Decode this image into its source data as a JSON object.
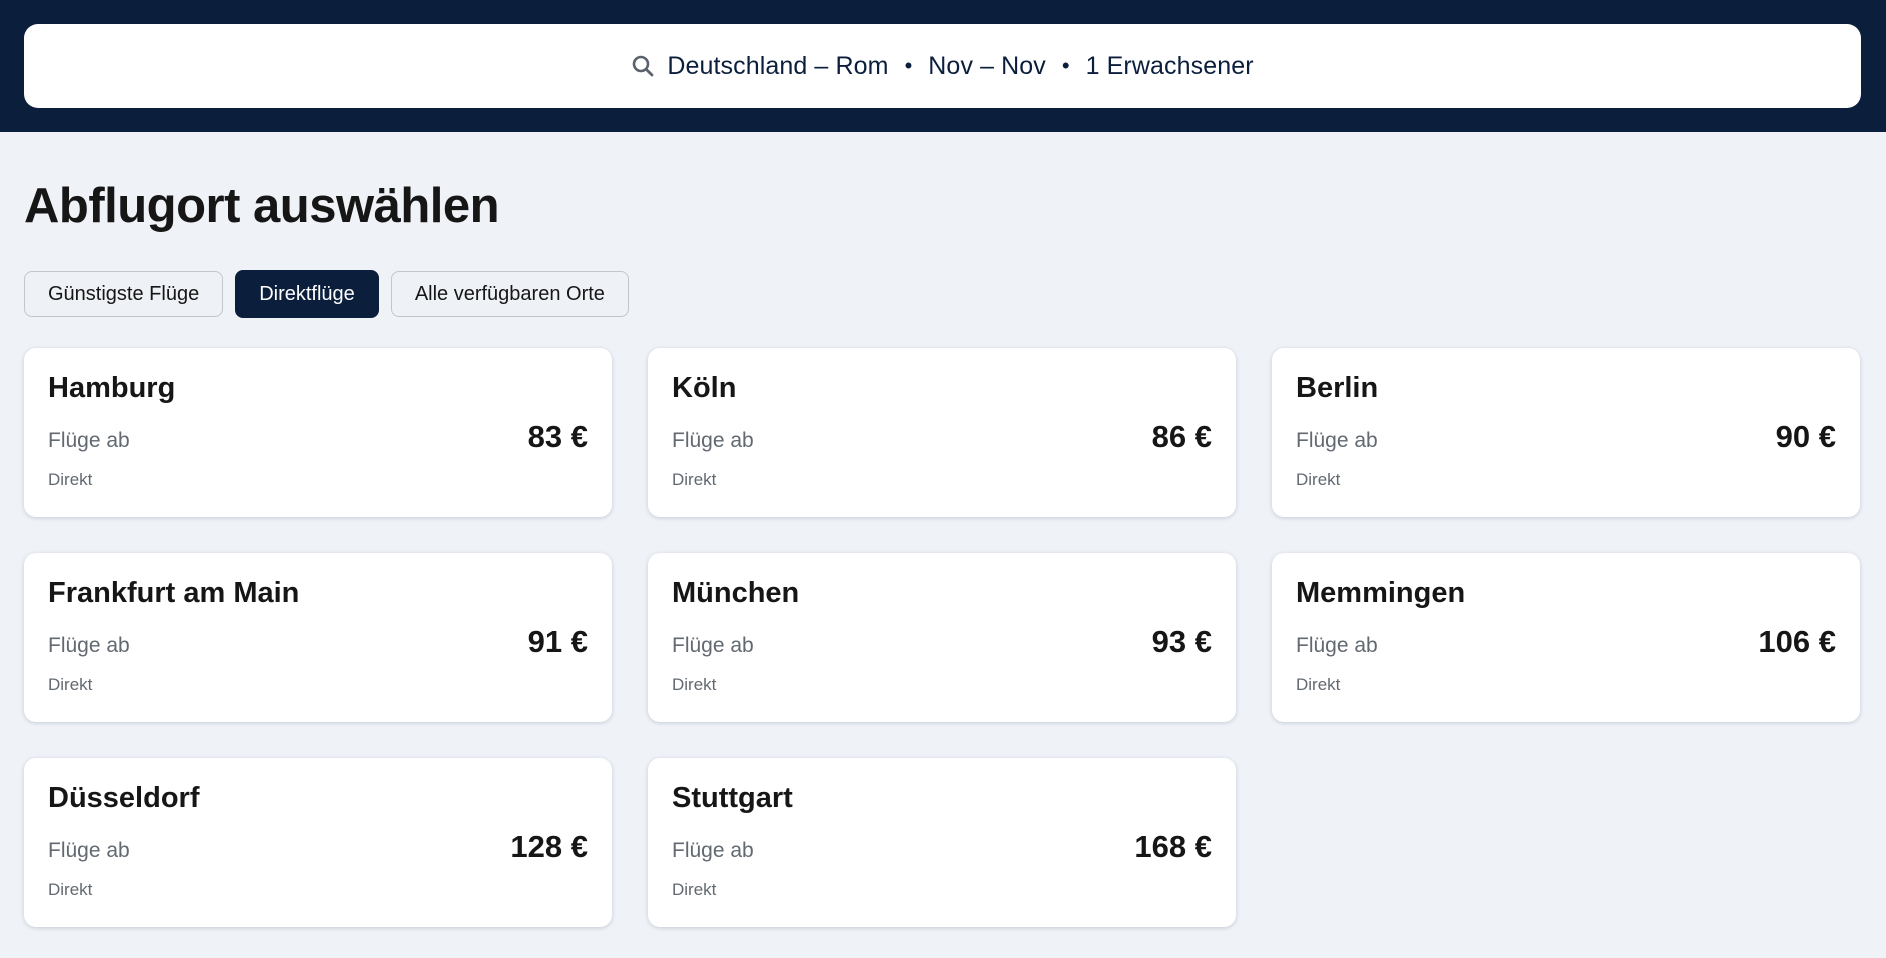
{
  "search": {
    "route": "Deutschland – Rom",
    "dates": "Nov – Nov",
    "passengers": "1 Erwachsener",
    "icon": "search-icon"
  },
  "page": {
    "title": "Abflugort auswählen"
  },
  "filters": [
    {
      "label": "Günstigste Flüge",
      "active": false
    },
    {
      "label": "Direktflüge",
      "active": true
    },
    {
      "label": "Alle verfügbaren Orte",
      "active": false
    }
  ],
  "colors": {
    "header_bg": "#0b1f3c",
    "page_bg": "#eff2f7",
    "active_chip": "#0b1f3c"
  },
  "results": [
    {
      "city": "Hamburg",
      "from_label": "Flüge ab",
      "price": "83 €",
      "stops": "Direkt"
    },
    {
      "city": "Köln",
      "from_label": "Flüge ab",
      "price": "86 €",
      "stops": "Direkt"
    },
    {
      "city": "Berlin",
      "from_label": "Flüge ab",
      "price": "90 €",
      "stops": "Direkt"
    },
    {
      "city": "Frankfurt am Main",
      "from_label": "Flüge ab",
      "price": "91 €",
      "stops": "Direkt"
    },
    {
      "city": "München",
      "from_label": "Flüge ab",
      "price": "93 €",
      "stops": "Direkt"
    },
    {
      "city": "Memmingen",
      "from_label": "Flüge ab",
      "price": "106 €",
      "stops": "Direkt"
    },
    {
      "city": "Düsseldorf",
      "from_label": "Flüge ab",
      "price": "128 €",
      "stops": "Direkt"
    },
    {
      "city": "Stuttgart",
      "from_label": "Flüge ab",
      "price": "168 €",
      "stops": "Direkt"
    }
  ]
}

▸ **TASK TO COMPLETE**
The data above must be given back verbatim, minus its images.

▸ **RESPONSE FOR THIS EXERCISE**
Decode this image into its source data as a JSON object.
{
  "search": {
    "route": "Deutschland – Rom",
    "dates": "Nov – Nov",
    "passengers": "1 Erwachsener",
    "icon": "search-icon"
  },
  "page": {
    "title": "Abflugort auswählen"
  },
  "filters": [
    {
      "label": "Günstigste Flüge",
      "active": false
    },
    {
      "label": "Direktflüge",
      "active": true
    },
    {
      "label": "Alle verfügbaren Orte",
      "active": false
    }
  ],
  "colors": {
    "header_bg": "#0b1f3c",
    "page_bg": "#eff2f7",
    "active_chip": "#0b1f3c"
  },
  "results": [
    {
      "city": "Hamburg",
      "from_label": "Flüge ab",
      "price": "83 €",
      "stops": "Direkt"
    },
    {
      "city": "Köln",
      "from_label": "Flüge ab",
      "price": "86 €",
      "stops": "Direkt"
    },
    {
      "city": "Berlin",
      "from_label": "Flüge ab",
      "price": "90 €",
      "stops": "Direkt"
    },
    {
      "city": "Frankfurt am Main",
      "from_label": "Flüge ab",
      "price": "91 €",
      "stops": "Direkt"
    },
    {
      "city": "München",
      "from_label": "Flüge ab",
      "price": "93 €",
      "stops": "Direkt"
    },
    {
      "city": "Memmingen",
      "from_label": "Flüge ab",
      "price": "106 €",
      "stops": "Direkt"
    },
    {
      "city": "Düsseldorf",
      "from_label": "Flüge ab",
      "price": "128 €",
      "stops": "Direkt"
    },
    {
      "city": "Stuttgart",
      "from_label": "Flüge ab",
      "price": "168 €",
      "stops": "Direkt"
    }
  ]
}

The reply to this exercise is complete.